4. The first two-thirds of the movie was a great psychological thriller that played on a group’s growing paranoia. Howard (played by the excellent John Goodman) was such a shady person and acted like a psycho beneath that teddy bear figure. All of the bunker scenes were really well-staged that when one of the characters was able to escape and the movie started linking itself to the original Cloverfield, I felt cheated and wanted a refund. Such a wasted opportunity. (FYI, if you saw the trailer and one of the posters, you actually had seen the entire movie.)

5. Could anyone help identify that local commercial where they used Frankie Avalon’s Venus as the theme song? I swear it was a soap or beauty product commercial and I have lost a lot of sleep trying to think about it. Anyway, I really loved the soundtrack that included I Think We’re Alone Now and Tell Him (no, not the Barbra and Celine showdown, but Ally McBeal’s go-to song).

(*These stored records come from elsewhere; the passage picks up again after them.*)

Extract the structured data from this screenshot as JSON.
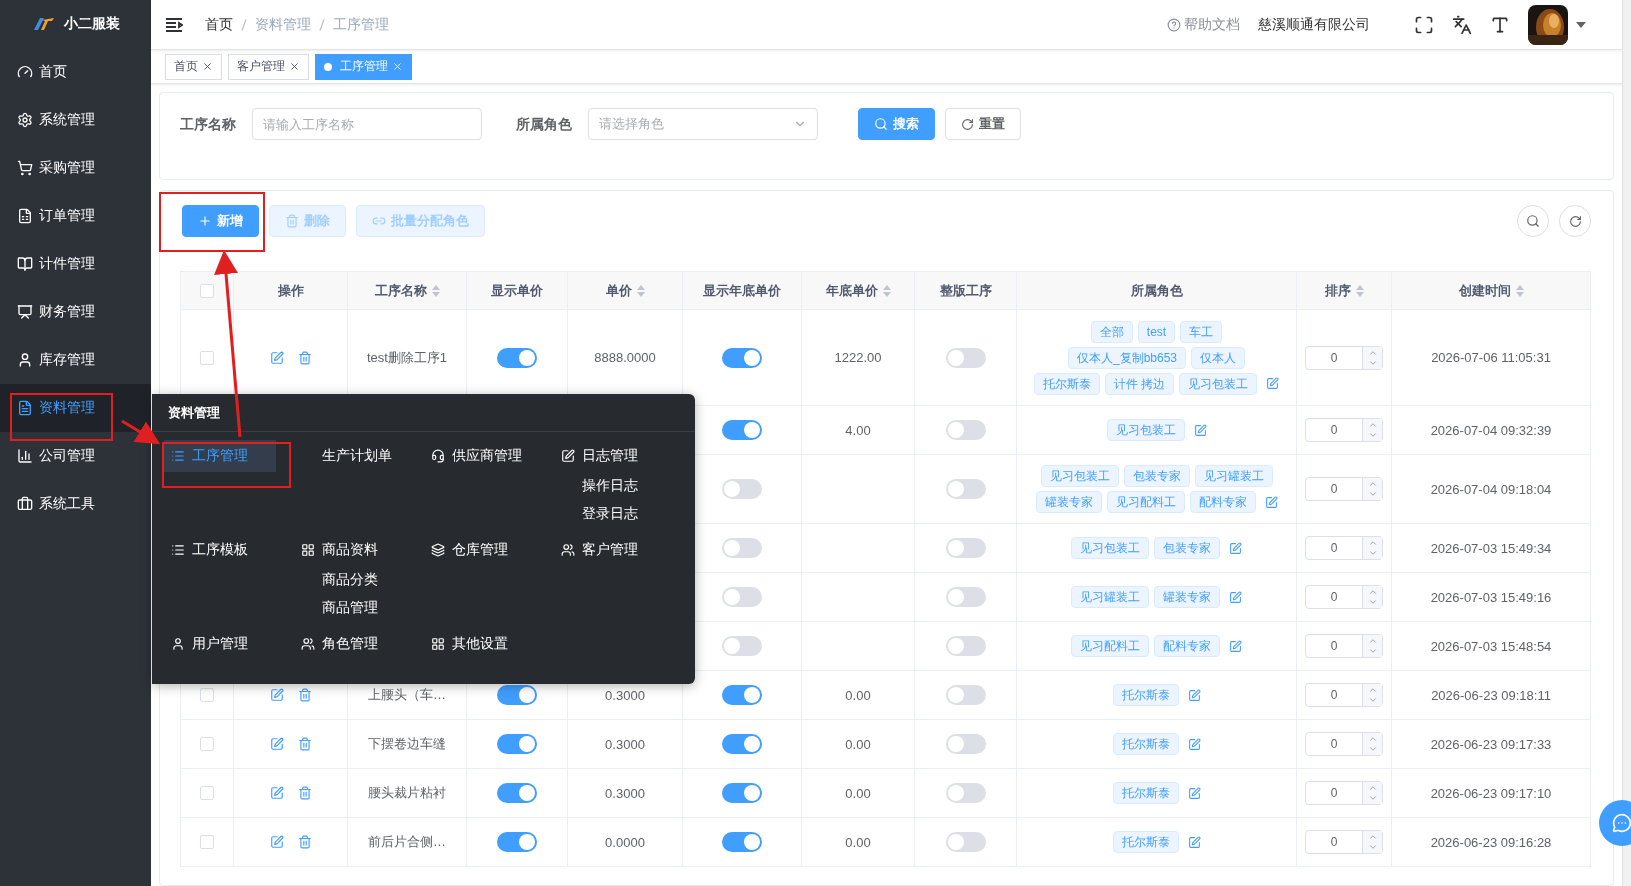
{
  "sidebar": {
    "logo": "小二服装",
    "items": [
      {
        "label": "首页",
        "selected": false
      },
      {
        "label": "系统管理",
        "selected": false
      },
      {
        "label": "采购管理",
        "selected": false
      },
      {
        "label": "订单管理",
        "selected": false
      },
      {
        "label": "计件管理",
        "selected": false
      },
      {
        "label": "财务管理",
        "selected": false
      },
      {
        "label": "库存管理",
        "selected": false
      },
      {
        "label": "资料管理",
        "selected": true
      },
      {
        "label": "公司管理",
        "selected": false
      },
      {
        "label": "系统工具",
        "selected": false
      }
    ]
  },
  "header": {
    "breadcrumb": [
      "首页",
      "资料管理",
      "工序管理"
    ],
    "help": "帮助文档",
    "company": "慈溪顺通有限公司"
  },
  "tabs": [
    {
      "label": "首页",
      "selected": false
    },
    {
      "label": "客户管理",
      "selected": false
    },
    {
      "label": "工序管理",
      "selected": true
    }
  ],
  "search": {
    "fields": [
      {
        "kind": "input",
        "label": "工序名称",
        "placeholder": "请输入工序名称"
      },
      {
        "kind": "select",
        "label": "所属角色",
        "placeholder": "请选择角色"
      }
    ],
    "buttons": [
      {
        "kind": "primary",
        "label": "搜索"
      },
      {
        "kind": "default",
        "label": "重置"
      }
    ]
  },
  "toolbar": {
    "buttons": [
      {
        "kind": "add",
        "label": "新增",
        "disabled": false
      },
      {
        "kind": "delete",
        "label": "删除",
        "disabled": true
      },
      {
        "kind": "assign",
        "label": "批量分配角色",
        "disabled": true
      }
    ]
  },
  "table": {
    "select_all_checked": false,
    "columns": [
      {
        "label": "操作",
        "sortable": false
      },
      {
        "label": "工序名称",
        "sortable": true
      },
      {
        "label": "显示单价",
        "sortable": false
      },
      {
        "label": "单价",
        "sortable": true
      },
      {
        "label": "显示年底单价",
        "sortable": false
      },
      {
        "label": "年底单价",
        "sortable": true
      },
      {
        "label": "整版工序",
        "sortable": false
      },
      {
        "label": "所属角色",
        "sortable": false
      },
      {
        "label": "排序",
        "sortable": true
      },
      {
        "label": "创建时间",
        "sortable": true
      }
    ],
    "rows": [
      {
        "checked": false,
        "name": "test删除工序1",
        "show_price": true,
        "price": "8888.0000",
        "show_year_price": true,
        "year_price": "1222.00",
        "whole": false,
        "role_lines": [
          [
            "全部",
            "test",
            "车工"
          ],
          [
            "仅本人_复制bb653",
            "仅本人"
          ],
          [
            "托尔斯泰",
            "计件 拷边",
            "见习包装工"
          ]
        ],
        "sort": "0",
        "created": "2026-07-06 11:05:31"
      },
      {
        "show_year_price": true,
        "year_price": "4.00",
        "whole": false,
        "role_lines": [
          [
            "见习包装工"
          ]
        ],
        "sort": "0",
        "created": "2026-07-04 09:32:39"
      },
      {
        "show_year_price": false,
        "whole": false,
        "role_lines": [
          [
            "见习包装工",
            "包装专家",
            "见习罐装工"
          ],
          [
            "罐装专家",
            "见习配料工",
            "配料专家"
          ]
        ],
        "sort": "0",
        "created": "2026-07-04 09:18:04"
      },
      {
        "show_year_price": false,
        "whole": false,
        "role_lines": [
          [
            "见习包装工",
            "包装专家"
          ]
        ],
        "sort": "0",
        "created": "2026-07-03 15:49:34"
      },
      {
        "show_year_price": false,
        "whole": false,
        "role_lines": [
          [
            "见习罐装工",
            "罐装专家"
          ]
        ],
        "sort": "0",
        "created": "2026-07-03 15:49:16"
      },
      {
        "show_year_price": false,
        "whole": false,
        "role_lines": [
          [
            "见习配料工",
            "配料专家"
          ]
        ],
        "sort": "0",
        "created": "2026-07-03 15:48:54"
      },
      {
        "checked": false,
        "name": "上腰头（车…",
        "show_price": true,
        "price": "0.3000",
        "show_year_price": true,
        "year_price": "0.00",
        "whole": false,
        "role_lines": [
          [
            "托尔斯泰"
          ]
        ],
        "sort": "0",
        "created": "2026-06-23 09:18:11"
      },
      {
        "checked": false,
        "name": "下摆卷边车缝",
        "show_price": true,
        "price": "0.3000",
        "show_year_price": true,
        "year_price": "0.00",
        "whole": false,
        "role_lines": [
          [
            "托尔斯泰"
          ]
        ],
        "sort": "0",
        "created": "2026-06-23 09:17:33"
      },
      {
        "checked": false,
        "name": "腰头裁片粘衬",
        "show_price": true,
        "price": "0.3000",
        "show_year_price": true,
        "year_price": "0.00",
        "whole": false,
        "role_lines": [
          [
            "托尔斯泰"
          ]
        ],
        "sort": "0",
        "created": "2026-06-23 09:17:10"
      },
      {
        "checked": false,
        "name": "前后片合侧…",
        "show_price": true,
        "price": "0.0000",
        "show_year_price": true,
        "year_price": "0.00",
        "whole": false,
        "role_lines": [
          [
            "托尔斯泰"
          ]
        ],
        "sort": "0",
        "created": "2026-06-23 09:16:28"
      }
    ]
  },
  "menu": {
    "title": "资料管理",
    "groups": [
      {
        "label": "工序管理",
        "selected": true
      },
      {
        "label": "生产计划单",
        "selected": false
      },
      {
        "label": "供应商管理",
        "selected": false
      },
      {
        "label": "日志管理",
        "selected": false,
        "children": [
          "操作日志",
          "登录日志"
        ]
      },
      {
        "label": "工序模板",
        "selected": false
      },
      {
        "label": "商品资料",
        "selected": false,
        "children": [
          "商品分类",
          "商品管理"
        ]
      },
      {
        "label": "仓库管理",
        "selected": false
      },
      {
        "label": "客户管理",
        "selected": false
      },
      {
        "label": "用户管理",
        "selected": false
      },
      {
        "label": "角色管理",
        "selected": false
      },
      {
        "label": "其他设置",
        "selected": false
      }
    ]
  }
}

6. When they showed the pair of rotting pigs that died after getting exposed to the air outside, I had a terrible feeling that the twist might be similar to The Happening. Now that would really be horrific.

7. While watching Michelle stitch the wound on Howard’s forehead, I was reminded of our Home Economics high school teacher that would give a double and triple zero score if you couldn’t identify the difference between a running stitch and a backstitch. I still didn’t know what those extra zeroes meant to one’s grades, though.

8. Does perchloric acid work the same as hydrofluoric acid (frequently used by Walter White and Jesse Pinkman in Breaking Bad) in terms of body disposal? I’m asking for a friend.

9. I was so upset that Cannibal Airlines wasn’t real. It sounded like a really fun horror flick. Probably wouldn’t have been as disappointing, too.

Rating: ★★★☆☆